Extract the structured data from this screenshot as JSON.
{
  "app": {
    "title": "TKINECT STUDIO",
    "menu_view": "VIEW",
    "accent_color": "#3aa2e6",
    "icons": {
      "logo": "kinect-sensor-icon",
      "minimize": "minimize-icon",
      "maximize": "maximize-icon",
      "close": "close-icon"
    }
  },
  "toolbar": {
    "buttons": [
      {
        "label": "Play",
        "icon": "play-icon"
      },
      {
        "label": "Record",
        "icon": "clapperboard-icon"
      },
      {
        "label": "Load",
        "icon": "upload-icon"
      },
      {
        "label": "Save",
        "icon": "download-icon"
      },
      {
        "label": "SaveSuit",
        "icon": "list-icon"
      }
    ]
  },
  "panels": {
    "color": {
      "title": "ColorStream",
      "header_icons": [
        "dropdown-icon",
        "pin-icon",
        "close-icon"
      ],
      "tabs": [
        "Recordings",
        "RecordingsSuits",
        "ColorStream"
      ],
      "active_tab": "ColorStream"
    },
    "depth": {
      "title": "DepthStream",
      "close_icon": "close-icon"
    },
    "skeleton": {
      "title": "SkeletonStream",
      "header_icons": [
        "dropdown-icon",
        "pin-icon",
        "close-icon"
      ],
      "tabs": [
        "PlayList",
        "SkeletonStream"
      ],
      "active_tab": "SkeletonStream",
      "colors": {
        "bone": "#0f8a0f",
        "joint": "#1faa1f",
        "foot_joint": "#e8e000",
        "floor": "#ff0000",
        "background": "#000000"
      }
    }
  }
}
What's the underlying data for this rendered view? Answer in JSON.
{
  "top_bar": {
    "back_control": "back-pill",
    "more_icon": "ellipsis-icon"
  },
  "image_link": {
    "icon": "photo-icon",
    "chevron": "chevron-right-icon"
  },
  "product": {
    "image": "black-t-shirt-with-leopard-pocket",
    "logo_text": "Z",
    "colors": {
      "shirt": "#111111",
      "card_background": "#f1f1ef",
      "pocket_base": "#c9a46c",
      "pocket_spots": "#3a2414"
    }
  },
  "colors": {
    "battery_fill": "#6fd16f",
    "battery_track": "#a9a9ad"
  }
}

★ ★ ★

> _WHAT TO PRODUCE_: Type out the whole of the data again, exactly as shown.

> _RESULT OF THE EXERCISE_:
Extract the structured data from this screenshot as JSON.
{
  "app": {
    "title": "TKINECT STUDIO",
    "menu_view": "VIEW",
    "accent_color": "#3aa2e6",
    "icons": {
      "logo": "kinect-sensor-icon",
      "minimize": "minimize-icon",
      "maximize": "maximize-icon",
      "close": "close-icon"
    }
  },
  "toolbar": {
    "buttons": [
      {
        "label": "Play",
        "icon": "play-icon"
      },
      {
        "label": "Record",
        "icon": "clapperboard-icon"
      },
      {
        "label": "Load",
        "icon": "upload-icon"
      },
      {
        "label": "Save",
        "icon": "download-icon"
      },
      {
        "label": "SaveSuit",
        "icon": "list-icon"
      }
    ]
  },
  "panels": {
    "color": {
      "title": "ColorStream",
      "header_icons": [
        "dropdown-icon",
        "pin-icon",
        "close-icon"
      ],
      "tabs": [
        "Recordings",
        "RecordingsSuits",
        "ColorStream"
      ],
      "active_tab": "ColorStream"
    },
    "depth": {
      "title": "DepthStream",
      "close_icon": "close-icon"
    },
    "skeleton": {
      "title": "SkeletonStream",
      "header_icons": [
        "dropdown-icon",
        "pin-icon",
        "close-icon"
      ],
      "tabs": [
        "PlayList",
        "SkeletonStream"
      ],
      "active_tab": "SkeletonStream",
      "colors": {
        "bone": "#0f8a0f",
        "joint": "#1faa1f",
        "foot_joint": "#e8e000",
        "floor": "#ff0000",
        "background": "#000000"
      }
    }
  }
}
What's the underlying data for this rendered view? Answer in JSON.
{
  "top_bar": {
    "back_control": "back-pill",
    "more_icon": "ellipsis-icon"
  },
  "image_link": {
    "icon": "photo-icon",
    "chevron": "chevron-right-icon"
  },
  "product": {
    "image": "black-t-shirt-with-leopard-pocket",
    "logo_text": "Z",
    "colors": {
      "shirt": "#111111",
      "card_background": "#f1f1ef",
      "pocket_base": "#c9a46c",
      "pocket_spots": "#3a2414"
    }
  },
  "colors": {
    "battery_fill": "#6fd16f",
    "battery_track": "#a9a9ad"
  }
}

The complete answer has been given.